Fotografiska New York is the third of three like-named museums, with more scheduled to open around the world. The original began in Stockholm, Sweden in 2010 and adopted a different paradigm than the traditional museum—it displays a wide range of photography styles, it has no permanent collection, and it works with the artists themselves to design the exhibitions. It also relies on admission sales as well as café, restaurant, and special event business to generate income. It created much buzz in the months before opening in New York, and its initial reviews were positive, for both its events and photo exhibition programming.
We speak with Hajjar about their exhibition philosophy and how their model facilitates an institution able to react to and comment on current social issues as well as examine relevant images from the past. We discuss their attempt to create a hybrid between gallery and museum and shine a light on their current exhibitions, including works by Cooper & Gorfer and by Martin Schoeller. Finally, we get to the bottom of what the word Fotografiska really means. Join us for this enjoyable conversation.
Guest: Amanda Hajjar
Photograph: Courtesy Fotografiska
Allan's Ten Favorite Lenses
This is a wonderful conversation for fans of mirrorless cameras, of classic lens design, of the venerable M-mount, and, really, of photography. The joy that our host Allan Weitz exudes while discussing a few of his current favorite lenses is as contagious as it is educational. And I feel that this episode provides a bolt of creative curiosity that might infuse my own photography.
For this week’s episode of the B&H Photography Podcast, we asked Weitz to draw up a list of 10 favorite lenses from his personal collection. To be sure, these are not lenses sitting on a shelf or behind glass; these are accessible, affordable lenses that he incorporates regularly into his photography practice, but each has a certain signature or special feature that merits recognition. Most, like the Voigtländer VM 40mm f/2.8 Heliar Lens for Sony E-Mount or the 7Artisans Photoelectric 50mm f/1.1 Lens for Leica M can be purchased new, while some, such as the Zeiss Hologon T* 16mm f/8 lens, are still readily found in the used market.
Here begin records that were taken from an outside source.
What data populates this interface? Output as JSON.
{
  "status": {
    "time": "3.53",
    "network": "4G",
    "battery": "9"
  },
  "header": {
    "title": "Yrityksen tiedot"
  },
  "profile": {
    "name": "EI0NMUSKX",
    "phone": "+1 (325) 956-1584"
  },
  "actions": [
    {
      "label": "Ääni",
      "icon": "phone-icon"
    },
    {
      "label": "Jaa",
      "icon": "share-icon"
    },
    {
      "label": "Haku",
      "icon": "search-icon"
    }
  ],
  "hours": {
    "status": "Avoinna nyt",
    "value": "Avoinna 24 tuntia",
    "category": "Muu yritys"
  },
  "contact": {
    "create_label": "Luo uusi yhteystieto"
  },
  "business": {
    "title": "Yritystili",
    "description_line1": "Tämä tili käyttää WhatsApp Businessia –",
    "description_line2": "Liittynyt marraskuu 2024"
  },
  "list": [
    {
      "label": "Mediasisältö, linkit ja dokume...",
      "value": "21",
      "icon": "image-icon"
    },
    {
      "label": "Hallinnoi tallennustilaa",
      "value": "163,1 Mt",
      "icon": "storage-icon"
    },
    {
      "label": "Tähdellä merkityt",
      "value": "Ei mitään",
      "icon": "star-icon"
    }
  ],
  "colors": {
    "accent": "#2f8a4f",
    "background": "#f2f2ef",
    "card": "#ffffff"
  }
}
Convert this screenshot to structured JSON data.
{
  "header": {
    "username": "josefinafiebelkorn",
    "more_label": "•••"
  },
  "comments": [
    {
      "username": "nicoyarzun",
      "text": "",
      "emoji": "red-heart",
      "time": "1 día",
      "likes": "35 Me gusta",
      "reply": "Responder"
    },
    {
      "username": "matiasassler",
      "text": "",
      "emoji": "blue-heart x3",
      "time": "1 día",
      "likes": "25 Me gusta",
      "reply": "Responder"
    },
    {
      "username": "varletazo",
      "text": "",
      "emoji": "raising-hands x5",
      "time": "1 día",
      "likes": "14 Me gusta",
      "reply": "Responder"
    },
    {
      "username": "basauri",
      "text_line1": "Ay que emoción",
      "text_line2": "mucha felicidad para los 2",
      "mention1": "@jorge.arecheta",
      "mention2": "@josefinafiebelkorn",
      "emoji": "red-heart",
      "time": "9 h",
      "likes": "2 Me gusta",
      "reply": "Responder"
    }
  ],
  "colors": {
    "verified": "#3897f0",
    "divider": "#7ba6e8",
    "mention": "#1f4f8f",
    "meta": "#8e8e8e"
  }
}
Others, like the Nikon NIKKOR 50mm f/1.2 lens, are perennial favorites, while the Voigtländer Nokton 75mm f/1.5 Aspherical Lens seems classic but is relatively new to the market.
While discussing these lenses, we stumble upon a mound of good photography chatter, including practical uses for these optics, tips for using extension tubes and mount adapters, notes on camera history, and plain simple fun facts. Toward the end of the episode we talk about the B&H Used Department, and Jason Tables and I share our current favorite lenses as well.
Join us for this breezy but informative episode and let us know your favorite lenses in the Comment section below.
Photograph © Allan Weitz
Customer ReviewsSee All
Has to the be the Jay Mesiel Documentary episode. The interaction those two men shared with the audience was fantastic. I've listened to it at least twice if not three times now. I'm still waiting for the film to make it to my area to see it!
Great podcast for photographers
Love it, lots of information and insight for enthusiast and pro photographers.